> _ACTIVITY_
Leaving out any pictures, print the entries that follow exactly as they stand.
-- DATA IN THIS EXERCISE follows --
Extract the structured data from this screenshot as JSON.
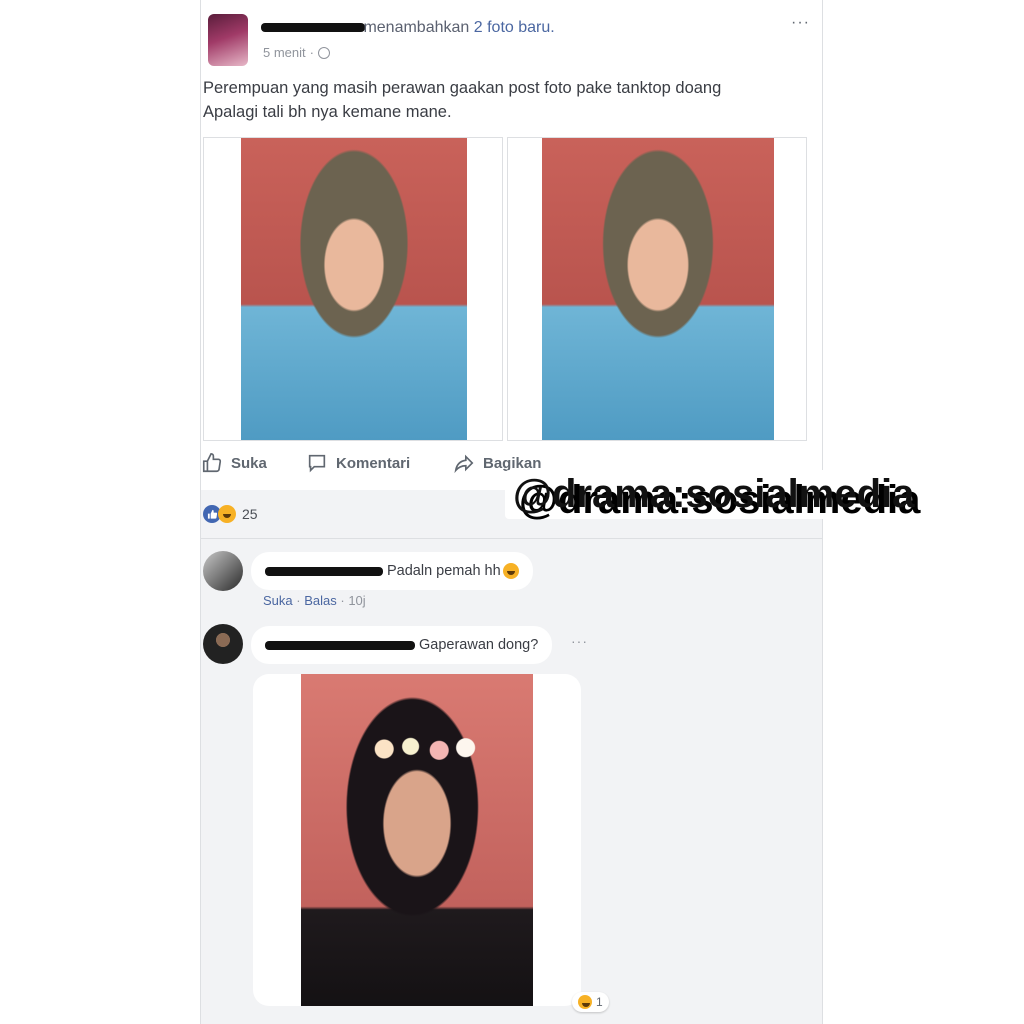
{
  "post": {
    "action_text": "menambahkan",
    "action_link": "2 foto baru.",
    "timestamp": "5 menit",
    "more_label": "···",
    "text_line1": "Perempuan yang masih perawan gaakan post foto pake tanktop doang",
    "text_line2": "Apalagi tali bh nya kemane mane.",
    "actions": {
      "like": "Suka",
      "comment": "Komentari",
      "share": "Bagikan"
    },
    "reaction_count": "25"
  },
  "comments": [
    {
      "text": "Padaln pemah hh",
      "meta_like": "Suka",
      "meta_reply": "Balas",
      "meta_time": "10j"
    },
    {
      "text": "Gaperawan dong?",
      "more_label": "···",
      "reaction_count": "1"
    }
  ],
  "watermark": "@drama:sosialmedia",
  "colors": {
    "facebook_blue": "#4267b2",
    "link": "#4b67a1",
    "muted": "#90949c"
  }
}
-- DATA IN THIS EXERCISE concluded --
> _ANSWER BOX_
Extract the structured data from this screenshot as JSON.
{
  "post": {
    "action_text": "menambahkan",
    "action_link": "2 foto baru.",
    "timestamp": "5 menit",
    "more_label": "···",
    "text_line1": "Perempuan yang masih perawan gaakan post foto pake tanktop doang",
    "text_line2": "Apalagi tali bh nya kemane mane.",
    "actions": {
      "like": "Suka",
      "comment": "Komentari",
      "share": "Bagikan"
    },
    "reaction_count": "25"
  },
  "comments": [
    {
      "text": "Padaln pemah hh",
      "meta_like": "Suka",
      "meta_reply": "Balas",
      "meta_time": "10j"
    },
    {
      "text": "Gaperawan dong?",
      "more_label": "···",
      "reaction_count": "1"
    }
  ],
  "watermark": "@drama:sosialmedia",
  "colors": {
    "facebook_blue": "#4267b2",
    "link": "#4b67a1",
    "muted": "#90949c"
  }
}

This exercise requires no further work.